The U.S. is not the only government going after tax cheats. Germany and France have recently stepped up efforts to curb tax evaders as well. In August, France was able to obtain the information for 3,000 suspected tax evaders with Swiss accounts. According to estimates by France’s Budget Minister, √âric Woerth, the accounts totaled $4.3 billion across three Swiss banks. And, unlike the U.S., the French government is not offering an amnesty program to give tax cheats the opportunity to come forward in exchange for protection from criminal charges. Mr. Woerth said if the taxpayers involved do not come forward by the end of this year they will come under investigation, but even if they do come forward, there will be no amnesty.

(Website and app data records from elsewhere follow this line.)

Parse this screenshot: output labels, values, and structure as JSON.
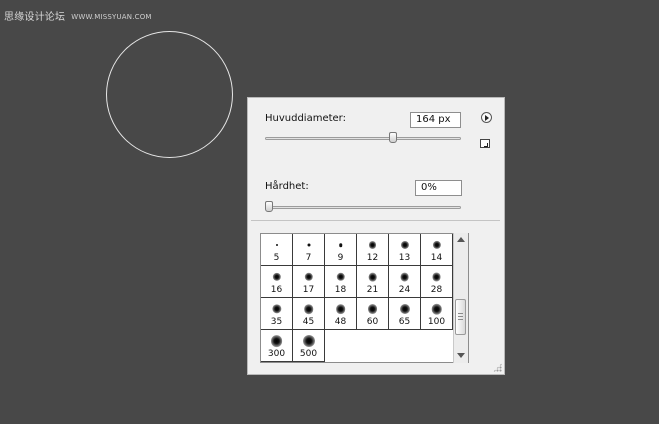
{
  "watermark": {
    "text": "思缘设计论坛",
    "site": "WWW.MISSYUAN.COM"
  },
  "panel": {
    "main_diameter_label": "Huvuddiameter:",
    "main_diameter_value": "164 px",
    "main_diameter_slider_fraction": 0.66,
    "hardness_label": "Hårdhet:",
    "hardness_value": "0%",
    "hardness_slider_fraction": 0.0,
    "menu_icon": "circle-arrow-right-icon",
    "new_preset_icon": "new-preset-icon"
  },
  "brush_presets": [
    {
      "size": "5",
      "hard": true
    },
    {
      "size": "7",
      "hard": true
    },
    {
      "size": "9",
      "hard": true
    },
    {
      "size": "12",
      "hard": false
    },
    {
      "size": "13",
      "hard": false
    },
    {
      "size": "14",
      "hard": false
    },
    {
      "size": "16",
      "hard": false
    },
    {
      "size": "17",
      "hard": false
    },
    {
      "size": "18",
      "hard": false
    },
    {
      "size": "21",
      "hard": false
    },
    {
      "size": "24",
      "hard": false
    },
    {
      "size": "28",
      "hard": false
    },
    {
      "size": "35",
      "hard": false
    },
    {
      "size": "45",
      "hard": false
    },
    {
      "size": "48",
      "hard": false
    },
    {
      "size": "60",
      "hard": false
    },
    {
      "size": "65",
      "hard": false
    },
    {
      "size": "100",
      "hard": false
    },
    {
      "size": "300",
      "hard": false
    },
    {
      "size": "500",
      "hard": false
    }
  ],
  "colors": {
    "canvas": "#484848",
    "panel": "#f0f0f0",
    "cursor": "#e6e6e6"
  }
}
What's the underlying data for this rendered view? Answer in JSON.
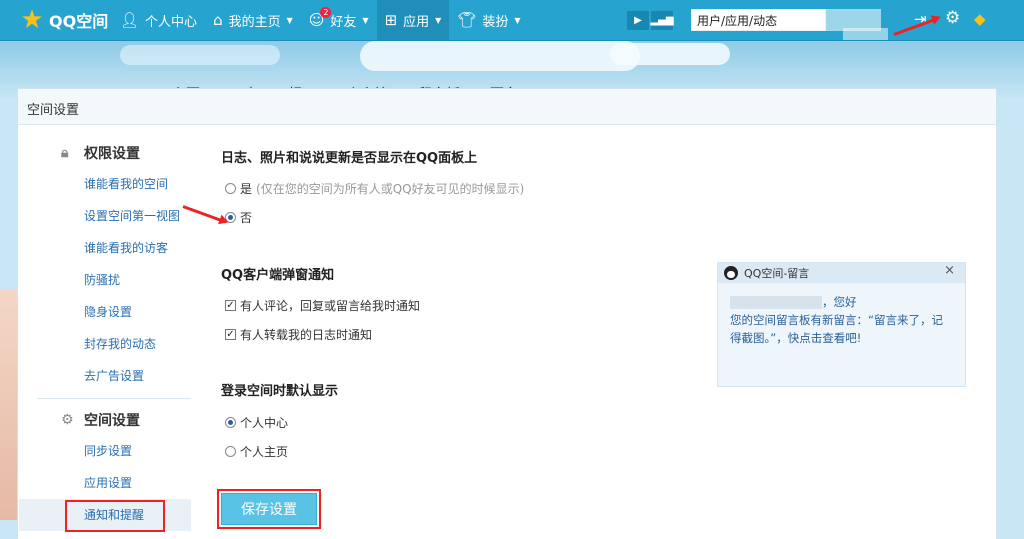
{
  "topbar": {
    "logo_text": "QQ空间",
    "nav": [
      {
        "label": "个人中心",
        "icon": "user-icon"
      },
      {
        "label": "我的主页",
        "icon": "home-icon"
      },
      {
        "label": "好友",
        "icon": "friends-icon",
        "badge": "2"
      },
      {
        "label": "应用",
        "icon": "apps-icon"
      },
      {
        "label": "装扮",
        "icon": "shirt-icon"
      }
    ],
    "search_value": "用户/应用/动态",
    "accent": "#26a4cf"
  },
  "subnav": [
    "主页",
    "日志",
    "相册",
    "个人档",
    "留言板",
    "更多"
  ],
  "panel": {
    "title": "空间设置"
  },
  "sidebar": {
    "sections": [
      {
        "title": "权限设置",
        "icon": "lock-icon",
        "items": [
          "谁能看我的空间",
          "设置空间第一视图",
          "谁能看我的访客",
          "防骚扰",
          "隐身设置",
          "封存我的动态",
          "去广告设置"
        ]
      },
      {
        "title": "空间设置",
        "icon": "gear-icon",
        "items": [
          "同步设置",
          "应用设置",
          "通知和提醒"
        ]
      }
    ]
  },
  "content": {
    "q1": {
      "title": "日志、照片和说说更新是否显示在QQ面板上",
      "yes_label": "是",
      "yes_note": "(仅在您的空间为所有人或QQ好友可见的时候显示)",
      "no_label": "否"
    },
    "q2": {
      "title": "QQ客户端弹窗通知",
      "opt1": "有人评论，回复或留言给我时通知",
      "opt2": "有人转载我的日志时通知"
    },
    "q3": {
      "title": "登录空间时默认显示",
      "opt1": "个人中心",
      "opt2": "个人主页"
    },
    "save_label": "保存设置"
  },
  "popup": {
    "title": "QQ空间-留言",
    "greeting": "，您好",
    "line1": "您的空间留言板有新留言：“留言来了，记",
    "line2": "得截图。”，快点击查看吧!"
  }
}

Does all this mean we have seen the end to Swiss banking as we know it? If people perceive Swiss banks as no longer willing or able to protect that country’s long-standing privacy laws, they will no longer trust that their money is safe in Swiss accounts. As a result of its legal battle, UBS already has stopped offering its offshore banking services to U.S. clients. This could have severe consequences for Switzerland’s overall economy, which derives 8.5% of its GDP from the banking sector.
Cheating is cheating, and taxpayers who use offshore accounts to evade taxes should be punished accordingly. But offshore banking has many benefits, which I discussed in a previous Sentinel article, “Maximize Benefits Of Banking Without Borders.” As the global economy continues to expand and become more interconnected, offshore accounts should become more common, not less.
We are sure to see more regulation and government oversight as a result of the UBS case. The IRS has recently announced plans to hire 800 new employees and open new offices in Beijing, Sydney and Panama City to expand its hunt for secret offshore accounts. Ideally, policymakers will be able to find a balance that promotes both fair tax reporting practices and individual privacy, without excessive regulation and cumbersome filing requirements.
Unfortunately, governments seem to be well equipped to over-regulate, which could seriously hamper the global banking system at a time when the world is trying to recover from the worst recession in over 50 years. As the end of the saying goes: “…Secrets, secrets hurt someone,” and, in this case, that someone is everyone.